Wednesday, May 16, 2007

Slow-Frequency rTMS and Fibromyalgia Pain

This was the first article I read that introduced me to the concept of transcranial magnetic stimulation. I had just seen a patient the day before in a Rheumatology clinic I was visiting and had a long chat with the Rheumatologist I was working with about the etiology of Fibromyalgia and what sorts of treatments were available. Needless to say, he was fairly pessimistic about what was possible. I ran across this article in Rehab in Review, it piqued my interest and I pulled the article.

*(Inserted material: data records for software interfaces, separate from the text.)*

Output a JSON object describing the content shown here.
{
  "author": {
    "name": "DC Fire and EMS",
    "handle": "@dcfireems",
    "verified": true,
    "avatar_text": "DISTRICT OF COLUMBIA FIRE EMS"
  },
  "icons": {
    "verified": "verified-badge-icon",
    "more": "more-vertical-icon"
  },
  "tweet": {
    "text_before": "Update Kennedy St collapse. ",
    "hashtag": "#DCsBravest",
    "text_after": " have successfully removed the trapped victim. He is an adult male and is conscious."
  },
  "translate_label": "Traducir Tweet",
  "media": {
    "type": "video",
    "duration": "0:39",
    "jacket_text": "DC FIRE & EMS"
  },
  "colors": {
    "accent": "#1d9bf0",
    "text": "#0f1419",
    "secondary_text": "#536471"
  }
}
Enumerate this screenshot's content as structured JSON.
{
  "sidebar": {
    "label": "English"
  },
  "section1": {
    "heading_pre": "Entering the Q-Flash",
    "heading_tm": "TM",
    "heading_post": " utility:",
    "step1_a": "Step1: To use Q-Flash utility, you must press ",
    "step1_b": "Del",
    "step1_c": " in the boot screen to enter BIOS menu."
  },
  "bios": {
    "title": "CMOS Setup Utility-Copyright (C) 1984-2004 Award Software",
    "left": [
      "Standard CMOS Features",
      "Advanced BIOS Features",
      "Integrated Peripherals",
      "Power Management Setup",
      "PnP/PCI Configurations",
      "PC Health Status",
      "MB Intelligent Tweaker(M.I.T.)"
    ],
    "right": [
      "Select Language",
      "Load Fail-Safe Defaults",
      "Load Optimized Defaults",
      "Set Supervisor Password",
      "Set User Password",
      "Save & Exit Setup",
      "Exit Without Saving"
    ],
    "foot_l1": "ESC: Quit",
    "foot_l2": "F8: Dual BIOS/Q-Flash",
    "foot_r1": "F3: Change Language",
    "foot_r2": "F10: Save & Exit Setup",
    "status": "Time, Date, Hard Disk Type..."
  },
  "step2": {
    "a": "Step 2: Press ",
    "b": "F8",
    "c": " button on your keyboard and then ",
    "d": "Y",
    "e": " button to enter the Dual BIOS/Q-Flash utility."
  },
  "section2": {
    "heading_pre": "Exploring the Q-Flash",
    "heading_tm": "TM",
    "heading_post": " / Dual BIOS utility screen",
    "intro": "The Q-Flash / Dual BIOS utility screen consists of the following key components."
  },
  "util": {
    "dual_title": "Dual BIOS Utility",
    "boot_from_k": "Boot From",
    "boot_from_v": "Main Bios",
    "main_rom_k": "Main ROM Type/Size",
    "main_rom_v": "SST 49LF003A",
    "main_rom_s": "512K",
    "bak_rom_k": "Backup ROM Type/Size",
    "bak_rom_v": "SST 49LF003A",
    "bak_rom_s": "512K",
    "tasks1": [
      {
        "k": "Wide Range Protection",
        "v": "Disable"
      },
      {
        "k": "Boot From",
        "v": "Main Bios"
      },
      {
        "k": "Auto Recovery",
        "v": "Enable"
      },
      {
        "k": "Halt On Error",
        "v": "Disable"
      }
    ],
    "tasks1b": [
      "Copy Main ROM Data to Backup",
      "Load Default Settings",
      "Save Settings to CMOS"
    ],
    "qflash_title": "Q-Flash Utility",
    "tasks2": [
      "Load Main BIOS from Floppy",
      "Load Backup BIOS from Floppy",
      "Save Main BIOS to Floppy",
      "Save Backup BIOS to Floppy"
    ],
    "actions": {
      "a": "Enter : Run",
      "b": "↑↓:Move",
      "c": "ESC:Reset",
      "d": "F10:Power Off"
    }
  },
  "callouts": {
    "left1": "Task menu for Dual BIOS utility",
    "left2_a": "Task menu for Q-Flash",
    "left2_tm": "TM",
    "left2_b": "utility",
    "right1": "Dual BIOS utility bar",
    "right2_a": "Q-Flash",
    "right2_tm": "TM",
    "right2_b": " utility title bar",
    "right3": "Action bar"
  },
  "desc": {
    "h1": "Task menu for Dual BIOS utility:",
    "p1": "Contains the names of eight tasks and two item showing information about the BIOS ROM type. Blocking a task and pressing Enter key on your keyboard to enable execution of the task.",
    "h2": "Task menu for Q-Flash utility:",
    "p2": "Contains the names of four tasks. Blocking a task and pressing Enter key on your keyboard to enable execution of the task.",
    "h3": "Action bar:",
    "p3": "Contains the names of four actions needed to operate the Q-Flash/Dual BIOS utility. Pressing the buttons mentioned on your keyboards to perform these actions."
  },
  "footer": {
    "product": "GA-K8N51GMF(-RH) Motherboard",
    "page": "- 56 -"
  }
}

Some thoughts about the article: an n of four is always concerning, so it needs to be considered a limited case series. But if you examine the response of the patients to repetitive transcranial stimulation (rTMS), it was pretty amazing. A baseline pain of 8.2(ranging from 7-9.5 on a scale of 0-10) that was dropped to 1.5 (0-3.5) is not only statistically significant, but if you consider the functional ramifications it is amazing. These subjects received rTMS five days per week for four weeks, one of the patients received sham rTMS prior to the four weeks and one got an additional twelve treatments because she (they were all women) had remission of depressive symptoms. All had been diagnosed by board certified Rheumatologists and all had been evaluated by Psychiatrists.
The results showed one patient had resolution of depression and two of the four had resolution of their pain. Pain was improved, defined as not increasing more than 1.5 points on the 0-10 scale, for 15-27 weeks.
This was a real eye-opener for me even when taken with a large grain of salt. Just something to think about.
PubMed Citation